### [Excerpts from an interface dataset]
======

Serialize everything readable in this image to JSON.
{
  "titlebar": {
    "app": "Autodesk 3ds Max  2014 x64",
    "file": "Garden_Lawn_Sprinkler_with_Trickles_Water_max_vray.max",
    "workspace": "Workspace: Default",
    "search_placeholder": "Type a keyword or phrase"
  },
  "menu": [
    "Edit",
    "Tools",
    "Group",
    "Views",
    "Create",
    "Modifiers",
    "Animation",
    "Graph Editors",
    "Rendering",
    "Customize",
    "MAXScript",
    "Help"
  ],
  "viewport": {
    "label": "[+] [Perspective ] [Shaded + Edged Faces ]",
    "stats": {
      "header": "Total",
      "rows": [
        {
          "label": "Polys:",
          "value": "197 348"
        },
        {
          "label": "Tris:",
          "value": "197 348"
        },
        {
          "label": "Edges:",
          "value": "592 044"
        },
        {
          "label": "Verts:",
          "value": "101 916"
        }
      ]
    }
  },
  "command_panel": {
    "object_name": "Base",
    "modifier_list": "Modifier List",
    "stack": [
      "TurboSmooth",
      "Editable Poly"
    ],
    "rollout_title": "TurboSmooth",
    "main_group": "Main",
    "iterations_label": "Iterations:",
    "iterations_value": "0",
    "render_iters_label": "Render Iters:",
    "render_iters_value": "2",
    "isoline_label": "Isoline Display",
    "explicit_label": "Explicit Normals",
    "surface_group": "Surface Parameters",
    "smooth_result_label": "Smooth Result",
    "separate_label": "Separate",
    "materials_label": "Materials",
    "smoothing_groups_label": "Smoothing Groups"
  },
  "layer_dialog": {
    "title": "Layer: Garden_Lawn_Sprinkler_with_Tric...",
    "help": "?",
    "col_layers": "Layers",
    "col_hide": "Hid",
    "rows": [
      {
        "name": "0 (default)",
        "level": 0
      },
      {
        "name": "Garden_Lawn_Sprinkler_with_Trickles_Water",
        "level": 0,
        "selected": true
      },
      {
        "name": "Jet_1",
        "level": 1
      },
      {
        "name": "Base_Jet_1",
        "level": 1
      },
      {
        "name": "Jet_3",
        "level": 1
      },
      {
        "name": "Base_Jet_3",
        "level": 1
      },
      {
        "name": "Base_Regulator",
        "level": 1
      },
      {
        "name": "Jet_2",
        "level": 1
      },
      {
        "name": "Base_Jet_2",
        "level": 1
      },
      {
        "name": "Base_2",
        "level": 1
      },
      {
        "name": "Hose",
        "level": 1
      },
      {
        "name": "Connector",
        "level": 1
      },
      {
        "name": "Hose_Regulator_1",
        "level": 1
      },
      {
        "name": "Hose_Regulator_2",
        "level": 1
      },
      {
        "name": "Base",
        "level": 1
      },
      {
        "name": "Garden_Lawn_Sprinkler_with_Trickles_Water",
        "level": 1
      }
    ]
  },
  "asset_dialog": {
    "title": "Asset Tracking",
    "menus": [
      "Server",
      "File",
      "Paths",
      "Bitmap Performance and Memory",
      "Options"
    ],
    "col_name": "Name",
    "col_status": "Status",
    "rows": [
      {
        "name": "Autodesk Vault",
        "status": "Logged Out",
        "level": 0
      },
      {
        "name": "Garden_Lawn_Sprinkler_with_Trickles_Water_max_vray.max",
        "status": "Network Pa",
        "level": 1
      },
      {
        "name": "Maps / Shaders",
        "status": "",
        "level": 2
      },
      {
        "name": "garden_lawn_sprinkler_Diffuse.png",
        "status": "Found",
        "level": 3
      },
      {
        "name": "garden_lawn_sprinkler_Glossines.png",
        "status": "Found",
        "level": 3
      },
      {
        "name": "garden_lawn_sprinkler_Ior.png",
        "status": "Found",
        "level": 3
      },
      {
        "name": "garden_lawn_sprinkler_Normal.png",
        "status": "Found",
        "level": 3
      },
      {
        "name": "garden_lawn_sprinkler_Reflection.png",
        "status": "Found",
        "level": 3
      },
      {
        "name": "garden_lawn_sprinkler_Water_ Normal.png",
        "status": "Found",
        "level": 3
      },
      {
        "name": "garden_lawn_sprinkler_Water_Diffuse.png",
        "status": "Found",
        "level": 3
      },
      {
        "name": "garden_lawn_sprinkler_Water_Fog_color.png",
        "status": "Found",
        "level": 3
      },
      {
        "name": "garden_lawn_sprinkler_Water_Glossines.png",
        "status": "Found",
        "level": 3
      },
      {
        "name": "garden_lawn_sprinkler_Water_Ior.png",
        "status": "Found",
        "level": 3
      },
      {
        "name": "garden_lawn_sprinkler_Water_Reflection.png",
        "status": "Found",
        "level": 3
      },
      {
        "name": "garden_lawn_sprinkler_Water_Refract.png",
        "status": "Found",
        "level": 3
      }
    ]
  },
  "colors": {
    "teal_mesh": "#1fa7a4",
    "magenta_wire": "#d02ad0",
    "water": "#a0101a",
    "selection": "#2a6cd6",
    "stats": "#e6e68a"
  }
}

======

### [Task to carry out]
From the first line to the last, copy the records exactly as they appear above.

### [Worked solution]
Serialize everything readable in this image to JSON.
{
  "titlebar": {
    "app": "Autodesk 3ds Max  2014 x64",
    "file": "Garden_Lawn_Sprinkler_with_Trickles_Water_max_vray.max",
    "workspace": "Workspace: Default",
    "search_placeholder": "Type a keyword or phrase"
  },
  "menu": [
    "Edit",
    "Tools",
    "Group",
    "Views",
    "Create",
    "Modifiers",
    "Animation",
    "Graph Editors",
    "Rendering",
    "Customize",
    "MAXScript",
    "Help"
  ],
  "viewport": {
    "label": "[+] [Perspective ] [Shaded + Edged Faces ]",
    "stats": {
      "header": "Total",
      "rows": [
        {
          "label": "Polys:",
          "value": "197 348"
        },
        {
          "label": "Tris:",
          "value": "197 348"
        },
        {
          "label": "Edges:",
          "value": "592 044"
        },
        {
          "label": "Verts:",
          "value": "101 916"
        }
      ]
    }
  },
  "command_panel": {
    "object_name": "Base",
    "modifier_list": "Modifier List",
    "stack": [
      "TurboSmooth",
      "Editable Poly"
    ],
    "rollout_title": "TurboSmooth",
    "main_group": "Main",
    "iterations_label": "Iterations:",
    "iterations_value": "0",
    "render_iters_label": "Render Iters:",
    "render_iters_value": "2",
    "isoline_label": "Isoline Display",
    "explicit_label": "Explicit Normals",
    "surface_group": "Surface Parameters",
    "smooth_result_label": "Smooth Result",
    "separate_label": "Separate",
    "materials_label": "Materials",
    "smoothing_groups_label": "Smoothing Groups"
  },
  "layer_dialog": {
    "title": "Layer: Garden_Lawn_Sprinkler_with_Tric...",
    "help": "?",
    "col_layers": "Layers",
    "col_hide": "Hid",
    "rows": [
      {
        "name": "0 (default)",
        "level": 0
      },
      {
        "name": "Garden_Lawn_Sprinkler_with_Trickles_Water",
        "level": 0,
        "selected": true
      },
      {
        "name": "Jet_1",
        "level": 1
      },
      {
        "name": "Base_Jet_1",
        "level": 1
      },
      {
        "name": "Jet_3",
        "level": 1
      },
      {
        "name": "Base_Jet_3",
        "level": 1
      },
      {
        "name": "Base_Regulator",
        "level": 1
      },
      {
        "name": "Jet_2",
        "level": 1
      },
      {
        "name": "Base_Jet_2",
        "level": 1
      },
      {
        "name": "Base_2",
        "level": 1
      },
      {
        "name": "Hose",
        "level": 1
      },
      {
        "name": "Connector",
        "level": 1
      },
      {
        "name": "Hose_Regulator_1",
        "level": 1
      },
      {
        "name": "Hose_Regulator_2",
        "level": 1
      },
      {
        "name": "Base",
        "level": 1
      },
      {
        "name": "Garden_Lawn_Sprinkler_with_Trickles_Water",
        "level": 1
      }
    ]
  },
  "asset_dialog": {
    "title": "Asset Tracking",
    "menus": [
      "Server",
      "File",
      "Paths",
      "Bitmap Performance and Memory",
      "Options"
    ],
    "col_name": "Name",
    "col_status": "Status",
    "rows": [
      {
        "name": "Autodesk Vault",
        "status": "Logged Out",
        "level": 0
      },
      {
        "name": "Garden_Lawn_Sprinkler_with_Trickles_Water_max_vray.max",
        "status": "Network Pa",
        "level": 1
      },
      {
        "name": "Maps / Shaders",
        "status": "",
        "level": 2
      },
      {
        "name": "garden_lawn_sprinkler_Diffuse.png",
        "status": "Found",
        "level": 3
      },
      {
        "name": "garden_lawn_sprinkler_Glossines.png",
        "status": "Found",
        "level": 3
      },
      {
        "name": "garden_lawn_sprinkler_Ior.png",
        "status": "Found",
        "level": 3
      },
      {
        "name": "garden_lawn_sprinkler_Normal.png",
        "status": "Found",
        "level": 3
      },
      {
        "name": "garden_lawn_sprinkler_Reflection.png",
        "status": "Found",
        "level": 3
      },
      {
        "name": "garden_lawn_sprinkler_Water_ Normal.png",
        "status": "Found",
        "level": 3
      },
      {
        "name": "garden_lawn_sprinkler_Water_Diffuse.png",
        "status": "Found",
        "level": 3
      },
      {
        "name": "garden_lawn_sprinkler_Water_Fog_color.png",
        "status": "Found",
        "level": 3
      },
      {
        "name": "garden_lawn_sprinkler_Water_Glossines.png",
        "status": "Found",
        "level": 3
      },
      {
        "name": "garden_lawn_sprinkler_Water_Ior.png",
        "status": "Found",
        "level": 3
      },
      {
        "name": "garden_lawn_sprinkler_Water_Reflection.png",
        "status": "Found",
        "level": 3
      },
      {
        "name": "garden_lawn_sprinkler_Water_Refract.png",
        "status": "Found",
        "level": 3
      }
    ]
  },
  "colors": {
    "teal_mesh": "#1fa7a4",
    "magenta_wire": "#d02ad0",
    "water": "#a0101a",
    "selection": "#2a6cd6",
    "stats": "#e6e68a"
  }
}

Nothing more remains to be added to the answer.